_THE TASK_
Repeat every record exactly, but omit the images.

_RECORDS FOR THE TASK_
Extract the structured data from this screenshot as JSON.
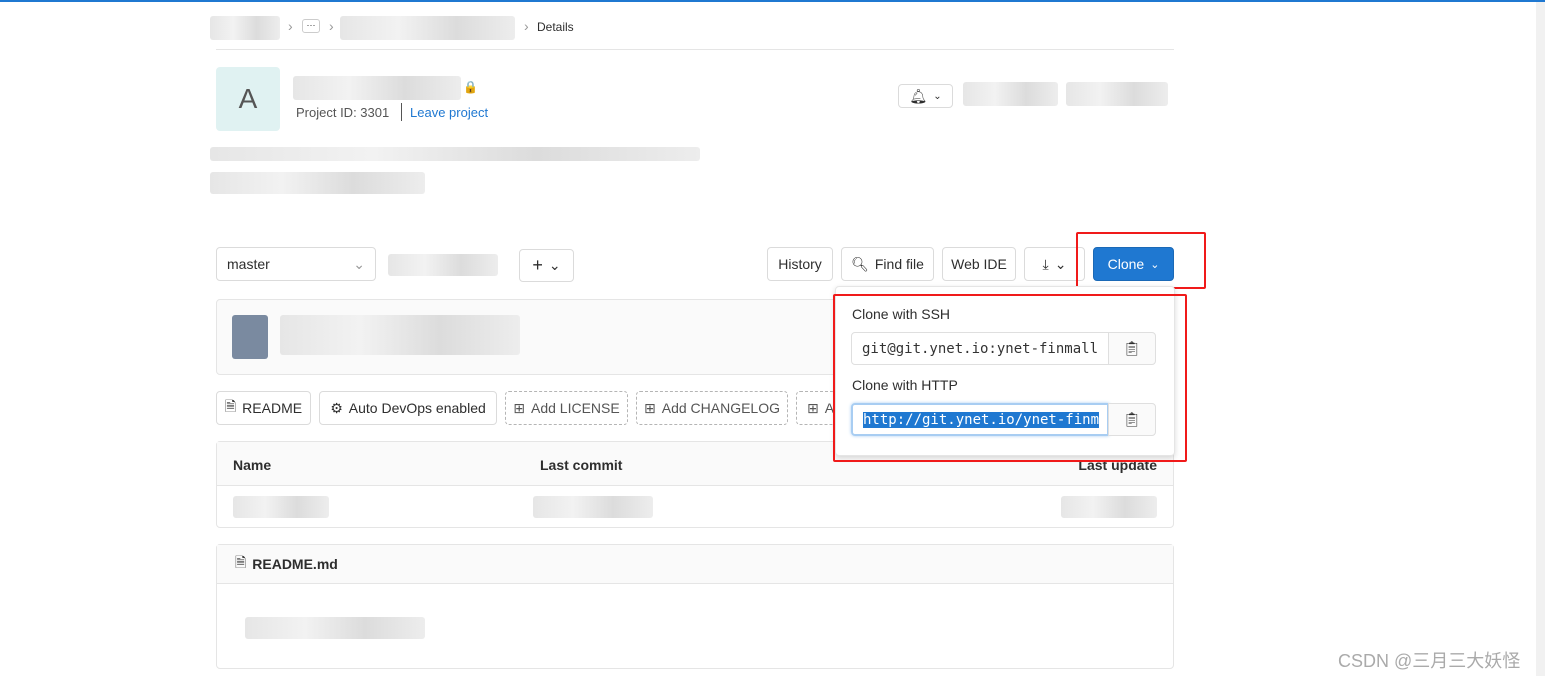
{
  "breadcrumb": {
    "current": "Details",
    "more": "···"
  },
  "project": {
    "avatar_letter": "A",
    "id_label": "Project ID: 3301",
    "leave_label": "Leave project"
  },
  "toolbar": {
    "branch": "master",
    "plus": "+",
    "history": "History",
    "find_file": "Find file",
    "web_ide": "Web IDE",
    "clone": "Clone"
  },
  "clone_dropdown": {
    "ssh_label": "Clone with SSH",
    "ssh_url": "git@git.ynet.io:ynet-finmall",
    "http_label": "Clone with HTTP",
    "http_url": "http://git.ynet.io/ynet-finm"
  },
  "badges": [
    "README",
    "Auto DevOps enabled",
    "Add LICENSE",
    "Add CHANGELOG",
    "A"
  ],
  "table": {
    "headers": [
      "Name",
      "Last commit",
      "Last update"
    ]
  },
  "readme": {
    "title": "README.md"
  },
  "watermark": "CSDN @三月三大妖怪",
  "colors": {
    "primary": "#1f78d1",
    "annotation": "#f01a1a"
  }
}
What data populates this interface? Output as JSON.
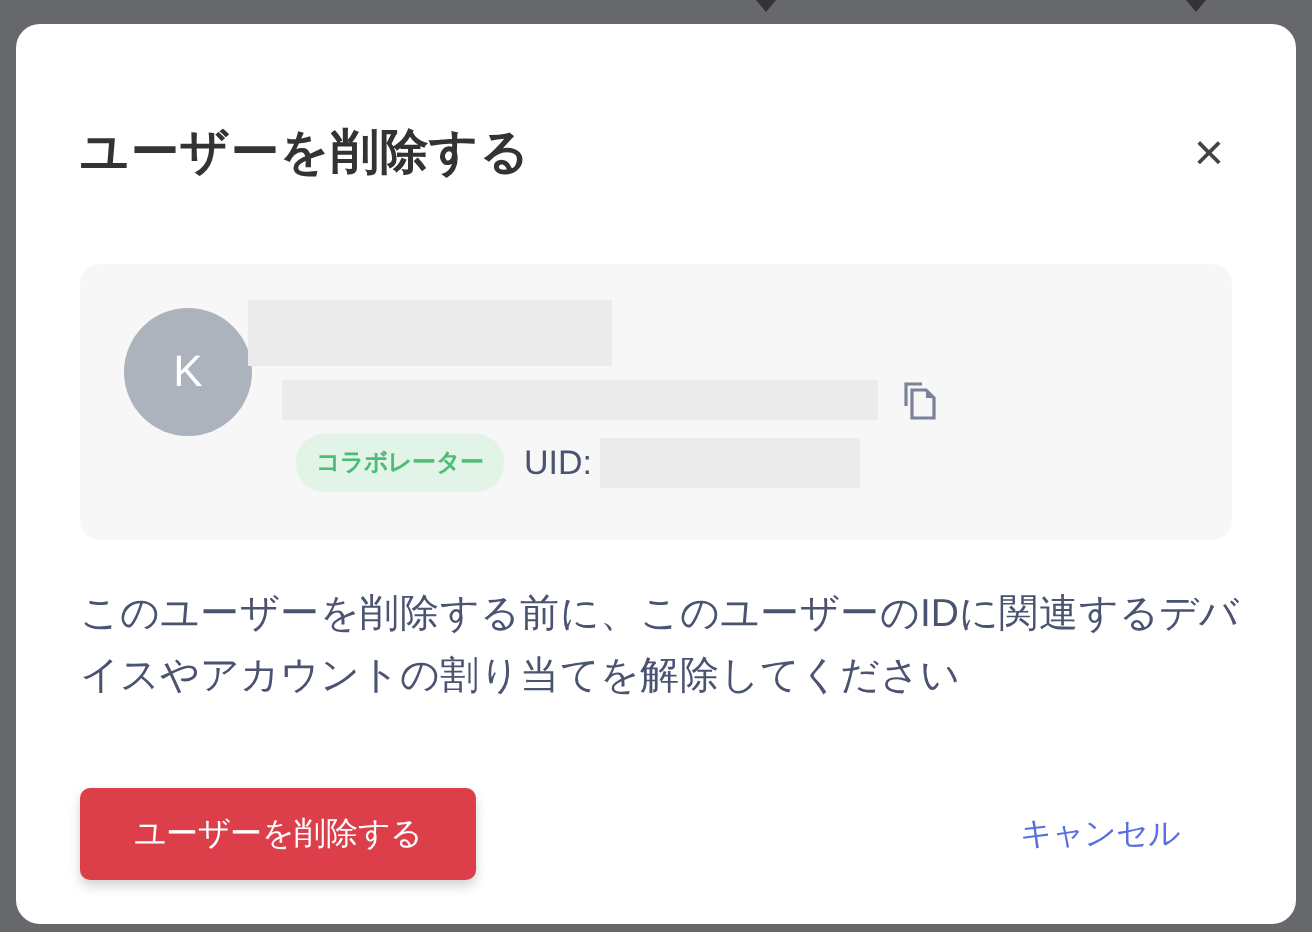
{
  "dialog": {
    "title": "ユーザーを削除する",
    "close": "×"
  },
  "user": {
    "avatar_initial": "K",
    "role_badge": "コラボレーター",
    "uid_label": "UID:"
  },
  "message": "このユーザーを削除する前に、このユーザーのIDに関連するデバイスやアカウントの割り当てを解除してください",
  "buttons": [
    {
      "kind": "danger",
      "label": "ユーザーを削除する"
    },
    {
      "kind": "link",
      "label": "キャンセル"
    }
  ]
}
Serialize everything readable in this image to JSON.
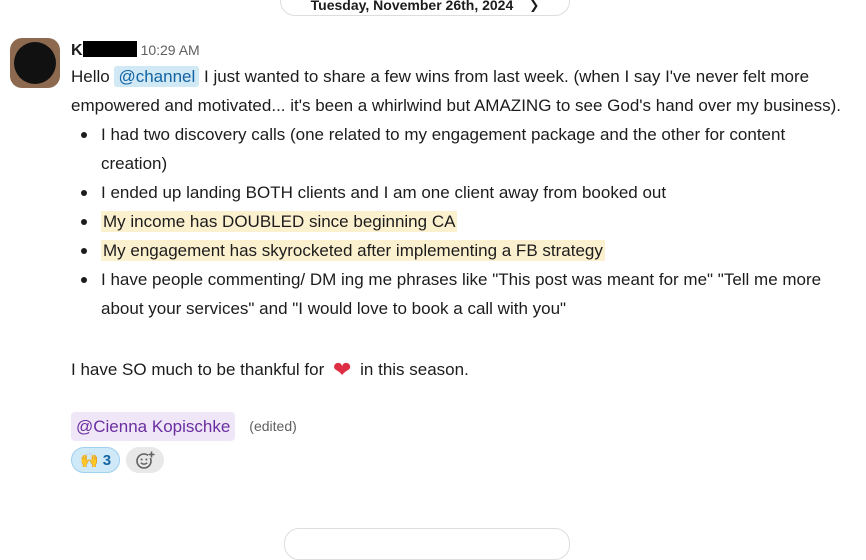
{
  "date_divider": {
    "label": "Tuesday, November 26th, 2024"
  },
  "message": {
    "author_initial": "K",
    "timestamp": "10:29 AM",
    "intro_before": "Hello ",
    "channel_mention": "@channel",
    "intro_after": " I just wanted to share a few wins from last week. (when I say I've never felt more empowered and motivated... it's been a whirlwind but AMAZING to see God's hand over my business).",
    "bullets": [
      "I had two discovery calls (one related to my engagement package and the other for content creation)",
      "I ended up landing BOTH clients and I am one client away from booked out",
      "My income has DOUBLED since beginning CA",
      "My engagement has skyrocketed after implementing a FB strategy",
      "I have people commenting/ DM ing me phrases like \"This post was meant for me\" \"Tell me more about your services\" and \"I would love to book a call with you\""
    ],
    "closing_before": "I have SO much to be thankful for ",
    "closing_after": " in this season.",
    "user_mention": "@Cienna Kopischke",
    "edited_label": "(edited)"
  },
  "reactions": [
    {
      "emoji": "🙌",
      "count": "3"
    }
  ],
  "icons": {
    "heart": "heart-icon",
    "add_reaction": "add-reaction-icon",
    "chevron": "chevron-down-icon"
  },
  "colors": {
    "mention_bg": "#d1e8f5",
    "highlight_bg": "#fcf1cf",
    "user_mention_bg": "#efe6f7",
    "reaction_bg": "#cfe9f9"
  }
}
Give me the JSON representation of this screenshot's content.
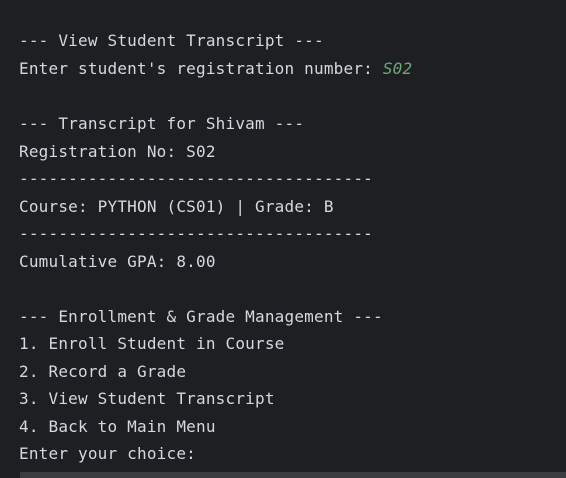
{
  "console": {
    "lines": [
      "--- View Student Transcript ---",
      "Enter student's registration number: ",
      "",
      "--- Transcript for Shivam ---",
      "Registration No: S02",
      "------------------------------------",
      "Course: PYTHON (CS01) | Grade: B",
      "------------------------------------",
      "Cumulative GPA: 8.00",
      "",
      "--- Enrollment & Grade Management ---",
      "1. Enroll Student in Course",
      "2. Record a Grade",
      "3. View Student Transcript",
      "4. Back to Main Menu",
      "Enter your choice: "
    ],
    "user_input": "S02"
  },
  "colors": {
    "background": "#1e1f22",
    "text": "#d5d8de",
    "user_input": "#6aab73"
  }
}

_RESPONSE_
Extract the structured data from this screenshot as JSON.
{
  "breadcrumb": {
    "current": "Details",
    "more": "···"
  },
  "project": {
    "avatar_letter": "A",
    "id_label": "Project ID: 3301",
    "leave_label": "Leave project"
  },
  "toolbar": {
    "branch": "master",
    "plus": "+",
    "history": "History",
    "find_file": "Find file",
    "web_ide": "Web IDE",
    "clone": "Clone"
  },
  "clone_dropdown": {
    "ssh_label": "Clone with SSH",
    "ssh_url": "git@git.ynet.io:ynet-finmall",
    "http_label": "Clone with HTTP",
    "http_url": "http://git.ynet.io/ynet-finm"
  },
  "badges": [
    "README",
    "Auto DevOps enabled",
    "Add LICENSE",
    "Add CHANGELOG",
    "A"
  ],
  "table": {
    "headers": [
      "Name",
      "Last commit",
      "Last update"
    ]
  },
  "readme": {
    "title": "README.md"
  },
  "watermark": "CSDN @三月三大妖怪",
  "colors": {
    "primary": "#1f78d1",
    "annotation": "#f01a1a"
  }
}
What data populates this interface? Output as JSON.
{
  "dialog": {
    "title": "ユーザーを削除する",
    "close": "×"
  },
  "user": {
    "avatar_initial": "K",
    "role_badge": "コラボレーター",
    "uid_label": "UID:"
  },
  "message": "このユーザーを削除する前に、このユーザーのIDに関連するデバイスやアカウントの割り当てを解除してください",
  "buttons": [
    {
      "kind": "danger",
      "label": "ユーザーを削除する"
    },
    {
      "kind": "link",
      "label": "キャンセル"
    }
  ]
}
Serialize everything readable in this image to JSON.
{
  "date_divider": {
    "label": "Tuesday, November 26th, 2024"
  },
  "message": {
    "author_initial": "K",
    "timestamp": "10:29 AM",
    "intro_before": "Hello ",
    "channel_mention": "@channel",
    "intro_after": " I just wanted to share a few wins from last week. (when I say I've never felt more empowered and motivated... it's been a whirlwind but AMAZING to see God's hand over my business).",
    "bullets": [
      "I had two discovery calls (one related to my engagement package and the other for content creation)",
      "I ended up landing BOTH clients and I am one client away from booked out",
      "My income has DOUBLED since beginning CA",
      "My engagement has skyrocketed after implementing a FB strategy",
      "I have people commenting/ DM ing me phrases like \"This post was meant for me\" \"Tell me more about your services\" and \"I would love to book a call with you\""
    ],
    "closing_before": "I have SO much to be thankful for ",
    "closing_after": " in this season.",
    "user_mention": "@Cienna Kopischke",
    "edited_label": "(edited)"
  },
  "reactions": [
    {
      "emoji": "🙌",
      "count": "3"
    }
  ],
  "icons": {
    "heart": "heart-icon",
    "add_reaction": "add-reaction-icon",
    "chevron": "chevron-down-icon"
  },
  "colors": {
    "mention_bg": "#d1e8f5",
    "highlight_bg": "#fcf1cf",
    "user_mention_bg": "#efe6f7",
    "reaction_bg": "#cfe9f9"
  }
}
Give me the JSON representation of this screenshot's content.
{
  "console": {
    "lines": [
      "--- View Student Transcript ---",
      "Enter student's registration number: ",
      "",
      "--- Transcript for Shivam ---",
      "Registration No: S02",
      "------------------------------------",
      "Course: PYTHON (CS01) | Grade: B",
      "------------------------------------",
      "Cumulative GPA: 8.00",
      "",
      "--- Enrollment & Grade Management ---",
      "1. Enroll Student in Course",
      "2. Record a Grade",
      "3. View Student Transcript",
      "4. Back to Main Menu",
      "Enter your choice: "
    ],
    "user_input": "S02"
  },
  "colors": {
    "background": "#1e1f22",
    "text": "#d5d8de",
    "user_input": "#6aab73"
  }
}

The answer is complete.